# What is required
Repeat every entry exactly as it appears.

# Excerpted records
= = =

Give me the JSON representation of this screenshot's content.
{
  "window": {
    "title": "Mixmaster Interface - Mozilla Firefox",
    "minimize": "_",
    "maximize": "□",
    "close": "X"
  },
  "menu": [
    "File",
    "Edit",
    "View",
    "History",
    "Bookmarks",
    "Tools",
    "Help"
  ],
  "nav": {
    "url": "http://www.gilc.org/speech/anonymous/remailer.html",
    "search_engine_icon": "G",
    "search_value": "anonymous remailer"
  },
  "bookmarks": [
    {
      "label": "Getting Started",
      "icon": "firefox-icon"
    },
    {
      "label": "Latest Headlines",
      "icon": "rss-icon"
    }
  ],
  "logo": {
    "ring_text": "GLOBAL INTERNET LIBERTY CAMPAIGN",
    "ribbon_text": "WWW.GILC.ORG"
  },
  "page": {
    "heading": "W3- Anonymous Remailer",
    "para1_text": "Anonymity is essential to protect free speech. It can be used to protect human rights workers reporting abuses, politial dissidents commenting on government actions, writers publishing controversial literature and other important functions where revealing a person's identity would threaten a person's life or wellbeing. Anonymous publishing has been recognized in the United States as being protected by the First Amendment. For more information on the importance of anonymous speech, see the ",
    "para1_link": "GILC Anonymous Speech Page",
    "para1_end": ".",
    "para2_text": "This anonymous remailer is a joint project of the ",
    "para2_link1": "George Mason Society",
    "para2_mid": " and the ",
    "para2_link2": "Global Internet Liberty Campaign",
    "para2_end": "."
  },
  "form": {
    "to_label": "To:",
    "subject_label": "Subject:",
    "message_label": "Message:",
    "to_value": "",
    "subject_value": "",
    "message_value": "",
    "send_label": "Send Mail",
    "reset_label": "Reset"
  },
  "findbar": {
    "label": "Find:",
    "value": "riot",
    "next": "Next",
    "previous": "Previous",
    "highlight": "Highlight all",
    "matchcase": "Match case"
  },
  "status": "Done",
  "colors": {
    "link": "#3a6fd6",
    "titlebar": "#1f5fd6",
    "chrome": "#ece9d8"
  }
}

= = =

# The answer
Give me the JSON representation of this screenshot's content.
{
  "window": {
    "title": "Mixmaster Interface - Mozilla Firefox",
    "minimize": "_",
    "maximize": "□",
    "close": "X"
  },
  "menu": [
    "File",
    "Edit",
    "View",
    "History",
    "Bookmarks",
    "Tools",
    "Help"
  ],
  "nav": {
    "url": "http://www.gilc.org/speech/anonymous/remailer.html",
    "search_engine_icon": "G",
    "search_value": "anonymous remailer"
  },
  "bookmarks": [
    {
      "label": "Getting Started",
      "icon": "firefox-icon"
    },
    {
      "label": "Latest Headlines",
      "icon": "rss-icon"
    }
  ],
  "logo": {
    "ring_text": "GLOBAL INTERNET LIBERTY CAMPAIGN",
    "ribbon_text": "WWW.GILC.ORG"
  },
  "page": {
    "heading": "W3- Anonymous Remailer",
    "para1_text": "Anonymity is essential to protect free speech. It can be used to protect human rights workers reporting abuses, politial dissidents commenting on government actions, writers publishing controversial literature and other important functions where revealing a person's identity would threaten a person's life or wellbeing. Anonymous publishing has been recognized in the United States as being protected by the First Amendment. For more information on the importance of anonymous speech, see the ",
    "para1_link": "GILC Anonymous Speech Page",
    "para1_end": ".",
    "para2_text": "This anonymous remailer is a joint project of the ",
    "para2_link1": "George Mason Society",
    "para2_mid": " and the ",
    "para2_link2": "Global Internet Liberty Campaign",
    "para2_end": "."
  },
  "form": {
    "to_label": "To:",
    "subject_label": "Subject:",
    "message_label": "Message:",
    "to_value": "",
    "subject_value": "",
    "message_value": "",
    "send_label": "Send Mail",
    "reset_label": "Reset"
  },
  "findbar": {
    "label": "Find:",
    "value": "riot",
    "next": "Next",
    "previous": "Previous",
    "highlight": "Highlight all",
    "matchcase": "Match case"
  },
  "status": "Done",
  "colors": {
    "link": "#3a6fd6",
    "titlebar": "#1f5fd6",
    "chrome": "#ece9d8"
  }
}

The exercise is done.